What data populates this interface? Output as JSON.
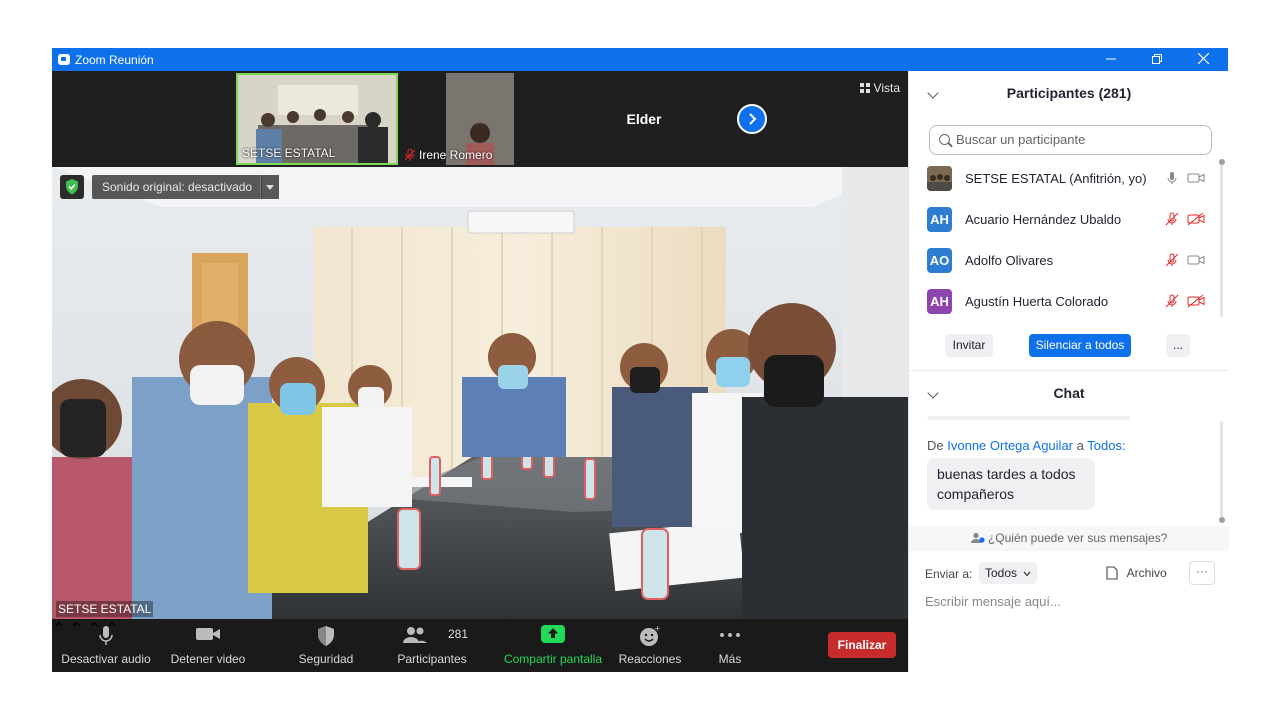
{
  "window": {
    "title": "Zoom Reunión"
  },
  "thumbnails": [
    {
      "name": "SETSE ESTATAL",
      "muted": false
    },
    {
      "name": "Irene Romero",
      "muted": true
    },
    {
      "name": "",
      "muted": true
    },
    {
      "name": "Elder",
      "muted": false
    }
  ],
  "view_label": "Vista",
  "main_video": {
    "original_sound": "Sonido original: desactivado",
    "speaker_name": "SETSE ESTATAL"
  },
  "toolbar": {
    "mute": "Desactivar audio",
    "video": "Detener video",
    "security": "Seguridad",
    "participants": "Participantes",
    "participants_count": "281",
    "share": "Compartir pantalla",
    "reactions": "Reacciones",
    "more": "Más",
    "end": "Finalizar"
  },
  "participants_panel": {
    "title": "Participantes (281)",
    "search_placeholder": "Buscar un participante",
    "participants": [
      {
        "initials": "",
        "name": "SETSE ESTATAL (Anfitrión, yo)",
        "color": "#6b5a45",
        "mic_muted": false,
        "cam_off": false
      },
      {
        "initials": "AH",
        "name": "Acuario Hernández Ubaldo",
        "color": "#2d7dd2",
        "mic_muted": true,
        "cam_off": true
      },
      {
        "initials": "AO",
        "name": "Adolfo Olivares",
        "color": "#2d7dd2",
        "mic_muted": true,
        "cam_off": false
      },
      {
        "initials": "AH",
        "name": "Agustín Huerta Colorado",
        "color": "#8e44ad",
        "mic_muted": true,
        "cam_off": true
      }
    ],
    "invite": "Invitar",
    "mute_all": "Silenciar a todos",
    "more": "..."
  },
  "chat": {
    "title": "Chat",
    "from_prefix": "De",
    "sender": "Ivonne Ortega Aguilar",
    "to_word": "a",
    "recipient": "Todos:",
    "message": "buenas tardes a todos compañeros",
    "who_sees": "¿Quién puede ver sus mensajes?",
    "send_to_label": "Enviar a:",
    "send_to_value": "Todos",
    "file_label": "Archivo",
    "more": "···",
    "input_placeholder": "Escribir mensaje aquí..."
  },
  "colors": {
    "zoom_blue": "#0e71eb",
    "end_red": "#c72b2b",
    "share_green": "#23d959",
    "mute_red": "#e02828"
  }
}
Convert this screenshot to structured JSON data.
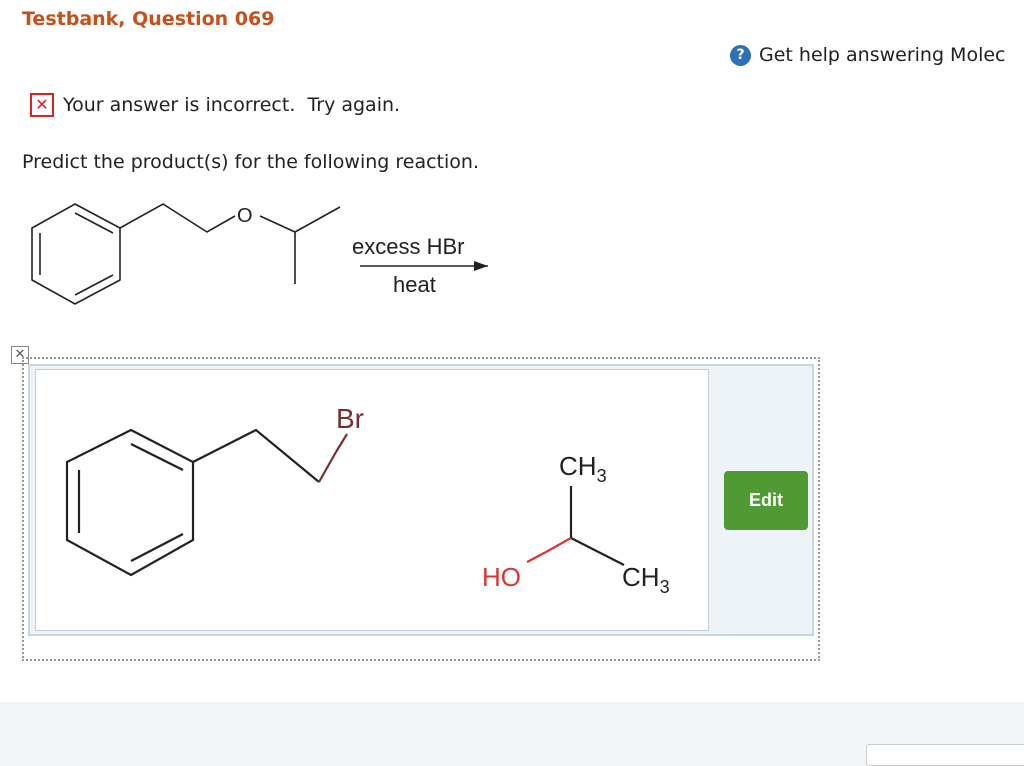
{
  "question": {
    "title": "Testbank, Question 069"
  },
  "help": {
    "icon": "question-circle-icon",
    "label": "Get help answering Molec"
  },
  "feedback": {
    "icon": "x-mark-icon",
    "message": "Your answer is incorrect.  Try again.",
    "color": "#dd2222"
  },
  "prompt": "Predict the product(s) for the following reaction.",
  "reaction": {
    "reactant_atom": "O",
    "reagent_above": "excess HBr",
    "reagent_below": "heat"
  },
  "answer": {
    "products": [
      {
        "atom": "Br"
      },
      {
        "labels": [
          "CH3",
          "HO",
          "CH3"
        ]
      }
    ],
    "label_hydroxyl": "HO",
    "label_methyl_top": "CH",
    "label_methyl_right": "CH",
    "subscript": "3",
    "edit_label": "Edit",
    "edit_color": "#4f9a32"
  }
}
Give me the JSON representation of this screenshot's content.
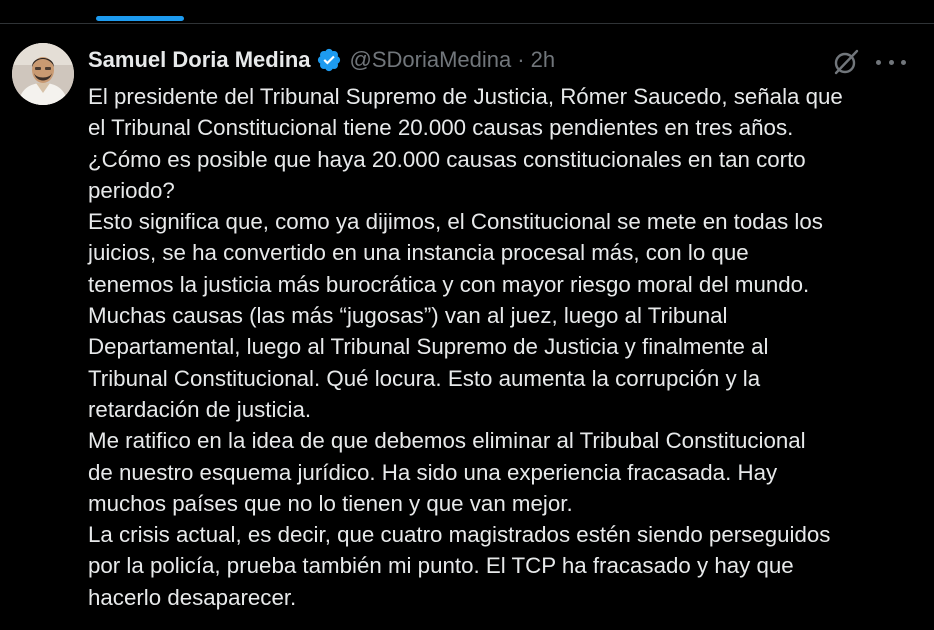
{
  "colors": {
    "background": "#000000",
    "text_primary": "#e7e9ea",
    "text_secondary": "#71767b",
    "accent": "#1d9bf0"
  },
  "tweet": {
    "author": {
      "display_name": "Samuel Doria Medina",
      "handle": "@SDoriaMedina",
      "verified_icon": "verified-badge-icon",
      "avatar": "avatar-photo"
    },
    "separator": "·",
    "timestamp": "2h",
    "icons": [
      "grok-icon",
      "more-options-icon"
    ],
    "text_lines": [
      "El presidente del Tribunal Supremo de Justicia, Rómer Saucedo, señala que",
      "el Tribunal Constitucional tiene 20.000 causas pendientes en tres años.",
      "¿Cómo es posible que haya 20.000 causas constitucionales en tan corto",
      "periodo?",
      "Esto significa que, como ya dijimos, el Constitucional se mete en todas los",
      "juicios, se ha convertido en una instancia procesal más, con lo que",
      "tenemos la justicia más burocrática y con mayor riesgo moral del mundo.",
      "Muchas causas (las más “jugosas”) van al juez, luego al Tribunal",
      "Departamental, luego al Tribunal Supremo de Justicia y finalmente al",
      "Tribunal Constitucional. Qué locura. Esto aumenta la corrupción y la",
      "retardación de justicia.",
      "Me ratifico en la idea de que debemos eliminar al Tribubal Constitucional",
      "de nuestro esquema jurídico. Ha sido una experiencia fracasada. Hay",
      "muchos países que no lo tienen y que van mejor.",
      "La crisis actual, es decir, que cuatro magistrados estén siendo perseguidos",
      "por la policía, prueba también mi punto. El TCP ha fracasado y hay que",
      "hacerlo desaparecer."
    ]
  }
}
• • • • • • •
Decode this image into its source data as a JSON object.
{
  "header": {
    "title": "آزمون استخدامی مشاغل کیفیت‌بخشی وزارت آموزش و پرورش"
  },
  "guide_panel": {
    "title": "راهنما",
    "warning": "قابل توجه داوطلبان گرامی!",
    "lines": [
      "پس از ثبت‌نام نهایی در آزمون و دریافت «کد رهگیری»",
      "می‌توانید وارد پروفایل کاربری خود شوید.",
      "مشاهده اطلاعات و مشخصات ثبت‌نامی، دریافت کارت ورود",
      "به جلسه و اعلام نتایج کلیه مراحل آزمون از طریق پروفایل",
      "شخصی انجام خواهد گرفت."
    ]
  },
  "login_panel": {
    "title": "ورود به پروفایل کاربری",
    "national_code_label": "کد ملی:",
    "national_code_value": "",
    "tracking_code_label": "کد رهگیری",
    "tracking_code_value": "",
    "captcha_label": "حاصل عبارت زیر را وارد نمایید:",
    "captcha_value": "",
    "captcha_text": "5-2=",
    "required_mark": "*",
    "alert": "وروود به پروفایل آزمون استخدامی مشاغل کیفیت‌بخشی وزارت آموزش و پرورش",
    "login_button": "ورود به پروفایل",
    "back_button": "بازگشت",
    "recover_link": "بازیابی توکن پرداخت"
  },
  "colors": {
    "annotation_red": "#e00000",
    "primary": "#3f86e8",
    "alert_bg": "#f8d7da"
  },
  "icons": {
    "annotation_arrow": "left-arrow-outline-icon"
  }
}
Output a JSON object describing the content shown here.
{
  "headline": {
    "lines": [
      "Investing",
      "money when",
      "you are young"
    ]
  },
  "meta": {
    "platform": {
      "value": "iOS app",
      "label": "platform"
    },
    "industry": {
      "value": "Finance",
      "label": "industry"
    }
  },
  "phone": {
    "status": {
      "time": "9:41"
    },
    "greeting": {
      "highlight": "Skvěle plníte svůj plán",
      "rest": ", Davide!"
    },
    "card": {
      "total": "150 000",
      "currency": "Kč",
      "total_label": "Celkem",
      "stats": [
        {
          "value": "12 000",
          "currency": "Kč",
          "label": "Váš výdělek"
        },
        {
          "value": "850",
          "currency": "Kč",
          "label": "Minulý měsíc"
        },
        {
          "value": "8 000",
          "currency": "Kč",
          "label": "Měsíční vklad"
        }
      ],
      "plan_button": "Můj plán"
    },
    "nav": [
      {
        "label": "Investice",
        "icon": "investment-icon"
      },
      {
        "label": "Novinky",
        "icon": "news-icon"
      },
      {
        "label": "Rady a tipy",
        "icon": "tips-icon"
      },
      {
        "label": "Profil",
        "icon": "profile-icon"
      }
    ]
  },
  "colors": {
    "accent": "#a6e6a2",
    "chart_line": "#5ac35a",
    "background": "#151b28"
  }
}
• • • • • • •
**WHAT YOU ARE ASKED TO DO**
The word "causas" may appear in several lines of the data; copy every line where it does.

**TASK RESULT**
      "el Tribunal Constitucional tiene 20.000 causas pendientes en tres años.",
      "¿Cómo es posible que haya 20.000 causas constitucionales en tan corto",
      "Muchas causas (las más “jugosas”) van al juez, luego al Tribunal",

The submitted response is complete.